German discounters Aldi and Lidl are both internationally known for their low prices and private-label products. The two companies have recently experienced a record rise in their market share with an additional rise in customers, and the duo were not highly affected by price rises against economic slumps, as sales went up by 20% over the course of a year, awarding the German retailers with a 12% share of the UK grocery market as reported by Kantar Worldpanel. The total number of sales across the chains within the last three months increased by 3.8%. Over 60% of the UK population had paid either Aldi or Lidl a visit over the past 12 weeks leading to May 21st 2017, amounting to an estimated 1.1 million household increase from a year earlier. Lidl say the brand will continue selling between 1,550-1,650 products in order to sustain the low price range that the branch currently has to offer its clients.

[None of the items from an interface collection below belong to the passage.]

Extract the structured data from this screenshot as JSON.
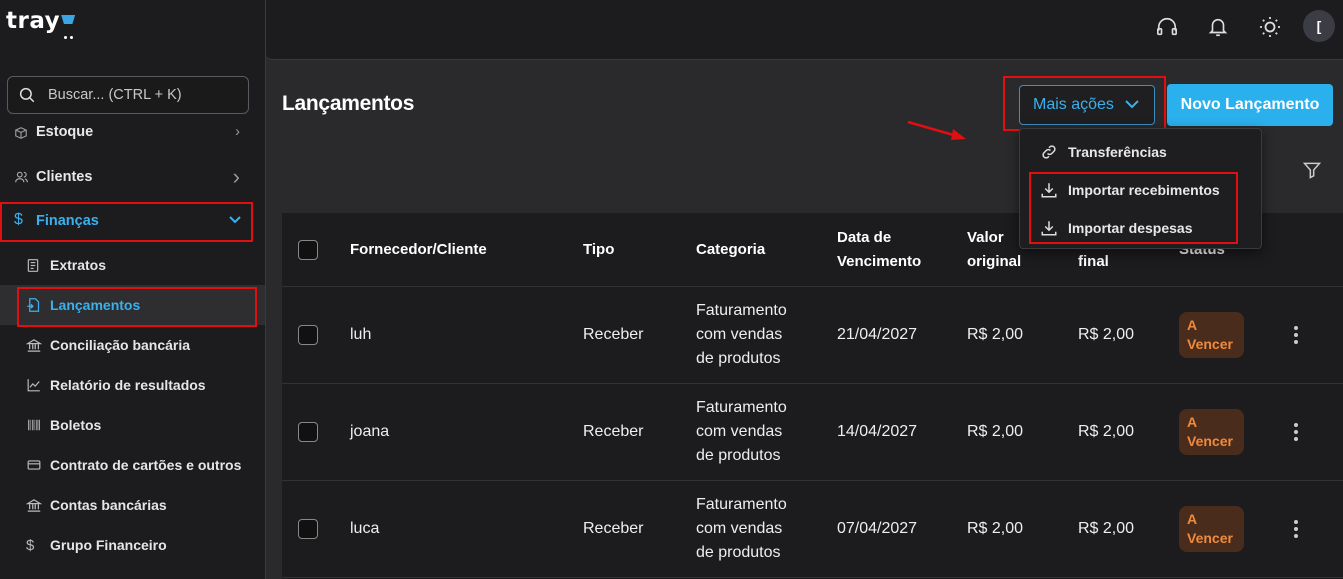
{
  "brand": {
    "logo_text": "tray"
  },
  "search": {
    "placeholder": "Buscar... (CTRL + K)"
  },
  "sidebar": {
    "items": [
      {
        "label": "Estoque"
      },
      {
        "label": "Clientes"
      },
      {
        "label": "Finanças"
      }
    ],
    "sub_items": [
      {
        "label": "Extratos"
      },
      {
        "label": "Lançamentos"
      },
      {
        "label": "Conciliação bancária"
      },
      {
        "label": "Relatório de resultados"
      },
      {
        "label": "Boletos"
      },
      {
        "label": "Contrato de cartões e outros"
      },
      {
        "label": "Contas bancárias"
      },
      {
        "label": "Grupo Financeiro"
      }
    ]
  },
  "header": {
    "avatar_initial": "["
  },
  "page": {
    "title": "Lançamentos",
    "more_actions_label": "Mais ações",
    "new_button_label": "Novo Lançamento"
  },
  "dropdown": {
    "items": [
      {
        "label": "Transferências",
        "icon": "link-icon"
      },
      {
        "label": "Importar recebimentos",
        "icon": "download-icon"
      },
      {
        "label": "Importar despesas",
        "icon": "download-icon"
      }
    ]
  },
  "table": {
    "headers": {
      "fornecedor": "Fornecedor/Cliente",
      "tipo": "Tipo",
      "categoria": "Categoria",
      "vencimento_1": "Data de",
      "vencimento_2": "Vencimento",
      "valor_original_1": "Valor",
      "valor_original_2": "original",
      "valor_final": "final",
      "status": "Status"
    },
    "rows": [
      {
        "name": "luh",
        "tipo": "Receber",
        "cat_1": "Faturamento",
        "cat_2": "com vendas",
        "cat_3": "de produtos",
        "date": "21/04/2027",
        "original": "R$ 2,00",
        "final": "R$ 2,00",
        "status_1": "A",
        "status_2": "Vencer"
      },
      {
        "name": "joana",
        "tipo": "Receber",
        "cat_1": "Faturamento",
        "cat_2": "com vendas",
        "cat_3": "de produtos",
        "date": "14/04/2027",
        "original": "R$ 2,00",
        "final": "R$ 2,00",
        "status_1": "A",
        "status_2": "Vencer"
      },
      {
        "name": "luca",
        "tipo": "Receber",
        "cat_1": "Faturamento",
        "cat_2": "com vendas",
        "cat_3": "de produtos",
        "date": "07/04/2027",
        "original": "R$ 2,00",
        "final": "R$ 2,00",
        "status_1": "A",
        "status_2": "Vencer"
      }
    ]
  },
  "colors": {
    "accent": "#2ab0ec",
    "status_bg": "#4a2c1c",
    "status_text": "#f08a3c",
    "annotation": "#e01010"
  }
}
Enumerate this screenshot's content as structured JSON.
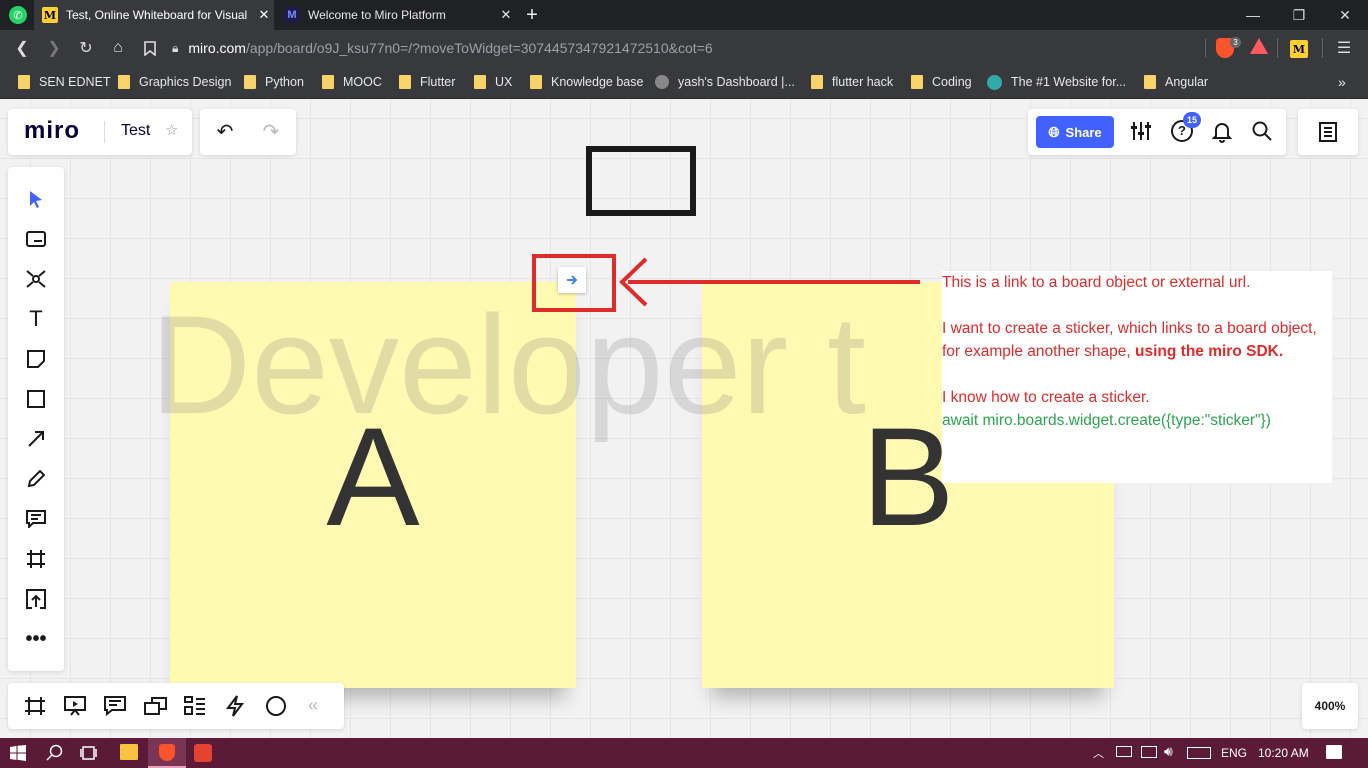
{
  "browser": {
    "tabs": [
      {
        "title": "Test, Online Whiteboard for Visual",
        "icon": "miro-favicon",
        "active": true
      },
      {
        "title": "Welcome to Miro Platform",
        "icon": "miro-dev-favicon",
        "active": false
      }
    ],
    "new_tab_label": "+",
    "url_host": "miro.com",
    "url_path": "/app/board/o9J_ksu77n0=/?moveToWidget=3074457347921472510&cot=6",
    "brave_badge": "3",
    "bookmarks": [
      "SEN EDNET",
      "Graphics Design",
      "Python",
      "MOOC",
      "Flutter",
      "UX",
      "Knowledge base",
      "yash's Dashboard |...",
      "flutter hack",
      "Coding",
      "The #1 Website for...",
      "Angular"
    ],
    "more_bookmarks": "»"
  },
  "miro": {
    "logo": "miro",
    "board_name": "Test",
    "share_label": "Share",
    "help_badge": "15",
    "zoom": "400%",
    "accent_color": "#4262ff",
    "left_tools": [
      "select-icon",
      "template-icon",
      "mind-map-icon",
      "text-icon",
      "sticky-note-icon",
      "shape-icon",
      "arrow-icon",
      "pen-icon",
      "comment-icon",
      "frame-icon",
      "upload-icon",
      "more-icon"
    ],
    "bottom_tools": [
      "frames-icon",
      "presentation-icon",
      "comments-icon",
      "cards-icon",
      "kanban-icon",
      "power-icon",
      "circle-icon",
      "collapse-icon"
    ]
  },
  "canvas": {
    "watermark": "Developer t",
    "sticker_a": "A",
    "sticker_b": "B",
    "sticky_color": "#fff9b1",
    "annotation_color": "#e02b2b",
    "note": {
      "line1": "This is a link to a board object or external url.",
      "line2": "I want to create a sticker, which links to a board object, for example another shape, ",
      "line2_bold": "using the miro SDK.",
      "line3": "I know how to create a sticker.",
      "code": "await miro.boards.widget.create({type:\"sticker\"})"
    }
  },
  "taskbar": {
    "lang": "ENG",
    "time": "10:20 AM"
  }
}
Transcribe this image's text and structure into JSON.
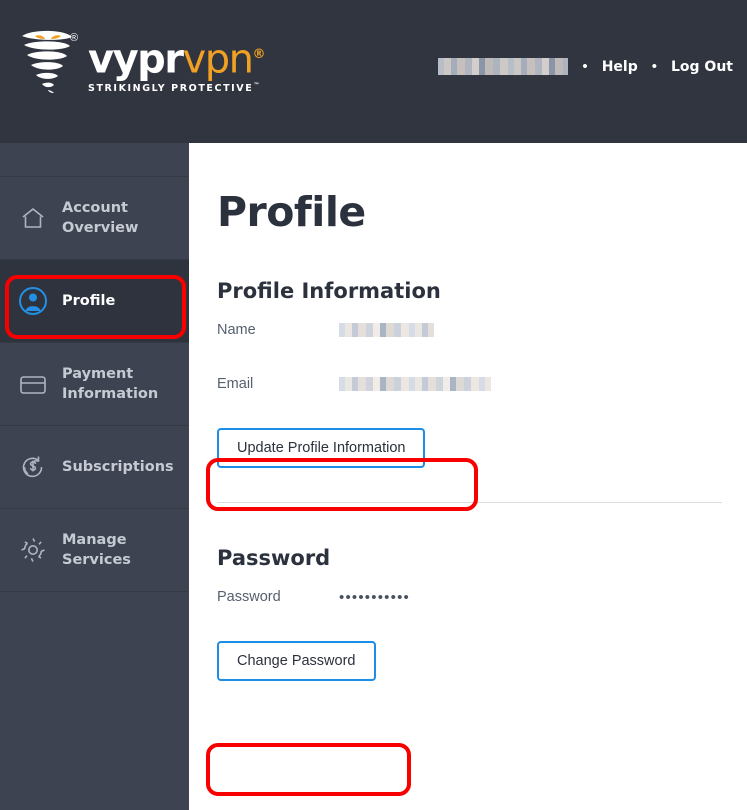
{
  "header": {
    "logo": {
      "word_primary": "vypr",
      "word_secondary": "vpn",
      "registered_mark": "®",
      "tagline": "STRIKINGLY PROTECTIVE",
      "tagline_mark": "™",
      "icon": "tornado-logo-icon",
      "color_primary": "#ffffff",
      "color_secondary": "#f0a024"
    },
    "username_redacted": "",
    "separator": "•",
    "help_label": "Help",
    "logout_label": "Log Out",
    "background_color": "#31353f"
  },
  "sidebar": {
    "background_color": "#3d4350",
    "active_background_color": "#2e333d",
    "items": [
      {
        "label": "Account Overview",
        "icon": "home-icon",
        "active": false
      },
      {
        "label": "Profile",
        "icon": "user-circle-icon",
        "active": true
      },
      {
        "label": "Payment Information",
        "icon": "credit-card-icon",
        "active": false
      },
      {
        "label": "Subscriptions",
        "icon": "refresh-dollar-icon",
        "active": false
      },
      {
        "label": "Manage Services",
        "icon": "gear-icon",
        "active": false
      }
    ]
  },
  "main": {
    "page_title": "Profile",
    "profile_section": {
      "heading": "Profile Information",
      "fields": [
        {
          "label": "Name",
          "value_redacted": ""
        },
        {
          "label": "Email",
          "value_redacted": ""
        }
      ],
      "button_label": "Update Profile Information"
    },
    "password_section": {
      "heading": "Password",
      "field_label": "Password",
      "masked_value": "•••••••••••",
      "button_label": "Change Password"
    },
    "button_border_color": "#1d8ee8",
    "text_color": "#2b313d"
  },
  "annotations": {
    "color": "#f90000",
    "targets": [
      "sidebar-item-profile",
      "update-profile-information-button",
      "change-password-button"
    ]
  }
}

Yet, despite their rise in popularity, the discounters still lag behind the other large grocers. However, in terms of market share the Big Four of Tesco, Sainsbury’s, ASDA and Morrisons have been consistently losing market share. Tesco is still in the lead with 27.8% of the market share, despite their minor fall of 0.5% in 2017. Statistics suggest a widespread fall in market share across all major supermarkets including 0.3% decrease for Sainsburys and a share slip of 0.2% for Morrisons, the supermarket that holds the greatest share and sales out of the Big Four.

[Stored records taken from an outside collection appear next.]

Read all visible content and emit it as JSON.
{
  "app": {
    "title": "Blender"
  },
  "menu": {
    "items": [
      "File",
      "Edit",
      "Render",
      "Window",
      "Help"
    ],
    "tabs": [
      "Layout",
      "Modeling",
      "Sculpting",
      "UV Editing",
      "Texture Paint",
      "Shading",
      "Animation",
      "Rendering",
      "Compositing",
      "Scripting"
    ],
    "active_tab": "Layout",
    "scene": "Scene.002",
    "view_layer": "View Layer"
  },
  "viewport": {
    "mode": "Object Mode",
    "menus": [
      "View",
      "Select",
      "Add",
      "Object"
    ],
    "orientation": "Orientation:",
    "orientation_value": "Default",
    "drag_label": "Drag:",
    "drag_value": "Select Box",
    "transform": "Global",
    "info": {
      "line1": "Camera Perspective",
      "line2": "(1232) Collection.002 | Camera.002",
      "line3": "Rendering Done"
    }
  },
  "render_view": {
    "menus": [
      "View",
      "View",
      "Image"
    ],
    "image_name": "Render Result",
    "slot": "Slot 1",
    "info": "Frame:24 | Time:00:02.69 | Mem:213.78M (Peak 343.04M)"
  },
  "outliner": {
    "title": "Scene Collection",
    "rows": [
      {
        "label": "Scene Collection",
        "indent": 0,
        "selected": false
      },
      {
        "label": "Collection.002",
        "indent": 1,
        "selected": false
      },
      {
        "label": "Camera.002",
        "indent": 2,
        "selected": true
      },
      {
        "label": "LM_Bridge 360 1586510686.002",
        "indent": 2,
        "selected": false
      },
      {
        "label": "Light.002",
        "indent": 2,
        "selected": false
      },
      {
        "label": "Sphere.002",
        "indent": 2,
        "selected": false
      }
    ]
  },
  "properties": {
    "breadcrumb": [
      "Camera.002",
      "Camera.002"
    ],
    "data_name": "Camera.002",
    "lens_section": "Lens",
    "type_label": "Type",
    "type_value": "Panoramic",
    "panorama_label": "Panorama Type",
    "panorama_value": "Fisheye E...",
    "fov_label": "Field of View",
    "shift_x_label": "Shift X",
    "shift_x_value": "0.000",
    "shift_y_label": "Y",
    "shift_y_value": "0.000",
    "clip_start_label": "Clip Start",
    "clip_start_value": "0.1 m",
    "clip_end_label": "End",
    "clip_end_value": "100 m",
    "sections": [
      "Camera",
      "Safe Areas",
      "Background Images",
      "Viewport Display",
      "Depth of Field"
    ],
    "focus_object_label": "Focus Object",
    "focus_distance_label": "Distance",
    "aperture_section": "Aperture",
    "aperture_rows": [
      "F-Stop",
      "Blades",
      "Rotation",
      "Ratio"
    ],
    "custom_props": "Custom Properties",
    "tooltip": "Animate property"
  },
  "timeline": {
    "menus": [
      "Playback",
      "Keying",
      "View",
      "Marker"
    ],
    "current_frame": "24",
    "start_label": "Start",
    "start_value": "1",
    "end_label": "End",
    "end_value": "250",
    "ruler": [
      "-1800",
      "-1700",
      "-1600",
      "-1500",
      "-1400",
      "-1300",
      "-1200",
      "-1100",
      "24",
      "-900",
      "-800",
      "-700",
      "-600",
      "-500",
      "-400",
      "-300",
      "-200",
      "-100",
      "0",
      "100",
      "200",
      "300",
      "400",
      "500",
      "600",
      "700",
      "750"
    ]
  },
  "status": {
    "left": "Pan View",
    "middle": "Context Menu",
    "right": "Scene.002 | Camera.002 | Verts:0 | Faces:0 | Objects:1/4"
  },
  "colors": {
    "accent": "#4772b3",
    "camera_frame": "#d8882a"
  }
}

German discounters Aldi and Lidl winning big in the UK

Because of the increasingly competitive market, each of the top shops has turned to cost-cutting measures to maintain profits recently. In March, Sainsbury’s declared it was to cut 400 jobs in stores, while another 4,000 workers would be facing changes to their working hours, including the scrapping of night shifts in 140 stores, as the grocer looked to run its customer-facing operations more cost-effectively. The chain will reach the end of a three-year plan to save £500 million in March 2018, but with chief competitors Tesco rapidly scaling back staffing costs, cutting 1,400 jobs in June, Sainsbury’s chief executive has said the company will then embark on a new programme in order to save the same amount again. Advisors from McKinsey will assist the supermarket in drawing up the plan.

Since the German discounters have been introduced into the US domestic market meanwhile, major American competitors such as Walmart and Kroger are also facing serious pressure as the grocers bid to undercut their rivals by as much as 20%. Lidl have expressed their desire to expand, promising a total of 100 openings by mid-2018 meanwhile, and both the discounters have focused only product branding, investing more into organic and gluten-free products in order to promote health living whilst also attracting more mainstream consumers. Aldi has declared to prop up 1,300 of its US supermarkets, promising an investment of $1.6 billion.